TOKYO - Japan's Nissan Motor expects to beat analyst estimates with a 5.5% rise in operating profit this fiscal year on higher global sales, it said on Thursday, while warning that intense competition and challenges from inflation would continue.

The Yokohama-based automaker expects only a small rise in vehicle sales in China, highlighting the difficulties it faces in the world's top auto market, while counting on strong growth in North America to lift its performance.

Nissan sees operating profit coming in at 600 billion yen ($3.85 billion) in the year that started on April 1, compared with the 577.3 billion yen average estimate from 18 analysts surveyed by LSEG.

It also expects foreign exchange moves to boost its annual results, helping to offset inflationary pressures.
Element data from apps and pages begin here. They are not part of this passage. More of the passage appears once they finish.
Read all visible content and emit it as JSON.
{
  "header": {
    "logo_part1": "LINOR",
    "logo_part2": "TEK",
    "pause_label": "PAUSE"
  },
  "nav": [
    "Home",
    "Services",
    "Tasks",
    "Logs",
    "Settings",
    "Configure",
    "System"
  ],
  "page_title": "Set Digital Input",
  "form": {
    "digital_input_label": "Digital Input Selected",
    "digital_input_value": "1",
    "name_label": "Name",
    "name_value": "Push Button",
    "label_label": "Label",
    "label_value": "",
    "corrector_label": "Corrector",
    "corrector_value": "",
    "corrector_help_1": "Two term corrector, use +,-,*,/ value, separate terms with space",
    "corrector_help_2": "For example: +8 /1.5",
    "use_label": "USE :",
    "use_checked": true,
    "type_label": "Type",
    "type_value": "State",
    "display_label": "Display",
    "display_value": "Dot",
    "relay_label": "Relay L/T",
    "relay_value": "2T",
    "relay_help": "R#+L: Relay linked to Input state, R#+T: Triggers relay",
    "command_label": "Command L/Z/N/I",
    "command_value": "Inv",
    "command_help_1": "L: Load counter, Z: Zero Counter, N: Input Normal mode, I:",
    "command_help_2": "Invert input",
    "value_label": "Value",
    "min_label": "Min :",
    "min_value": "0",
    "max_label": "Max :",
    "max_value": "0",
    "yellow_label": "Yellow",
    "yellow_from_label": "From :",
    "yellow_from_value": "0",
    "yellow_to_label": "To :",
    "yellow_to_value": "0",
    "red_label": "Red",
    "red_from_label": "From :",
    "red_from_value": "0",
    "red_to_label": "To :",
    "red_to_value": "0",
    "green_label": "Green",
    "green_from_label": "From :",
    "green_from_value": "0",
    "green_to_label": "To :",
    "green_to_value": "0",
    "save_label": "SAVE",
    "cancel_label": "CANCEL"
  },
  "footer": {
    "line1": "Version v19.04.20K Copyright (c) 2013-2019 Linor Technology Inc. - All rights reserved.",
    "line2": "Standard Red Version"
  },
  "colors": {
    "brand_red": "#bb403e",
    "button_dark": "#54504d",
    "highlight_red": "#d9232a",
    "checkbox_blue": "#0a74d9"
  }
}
Operating profit for the three months ended March 31 came to 90.3 billion yen, far short of the average estimate of 118.2 billion yen from eight analysts surveyed by LSEG.

Nissan forecast global retail sales this financial year at 3.7 million vehicles, up 7.5% from the 3.4 million sold last fiscal year.

The forecast includes an expected 13.3% rise in North American sales to 1.4 million vehicles.

In China, Nissan sees an increase of just 0.8%, after sales slumped 24% last financial year to just below 800,000.

Japanese car brands such as Nissan and Honda Motor have lost market share in China to fast-moving local rivals that have attracted drivers with an array of cheap, software-loaded electric vehicles.

At last month's Beijing auto show, Nissan showed off four concept models for the Chinese market and unveiled a memorandum of understanding with Baidu to conduct research on artificial intelligence and so-called "smart cars".

Nissan also said it would invest in Kasai, a manufacturer of car interior products such as trim parts by acquiring 6 billion yen of newly issued shares, pending regulatory approvals.

In April, Nissan slashed its annual operating profit estimate for the year that just ended by 14.5% on lower-than-expected vehicle sales.

($1 = 155.8000 yen)

(Reporting by Daniel Leussink Editing by Chang-Ran Kim and Mark Potter)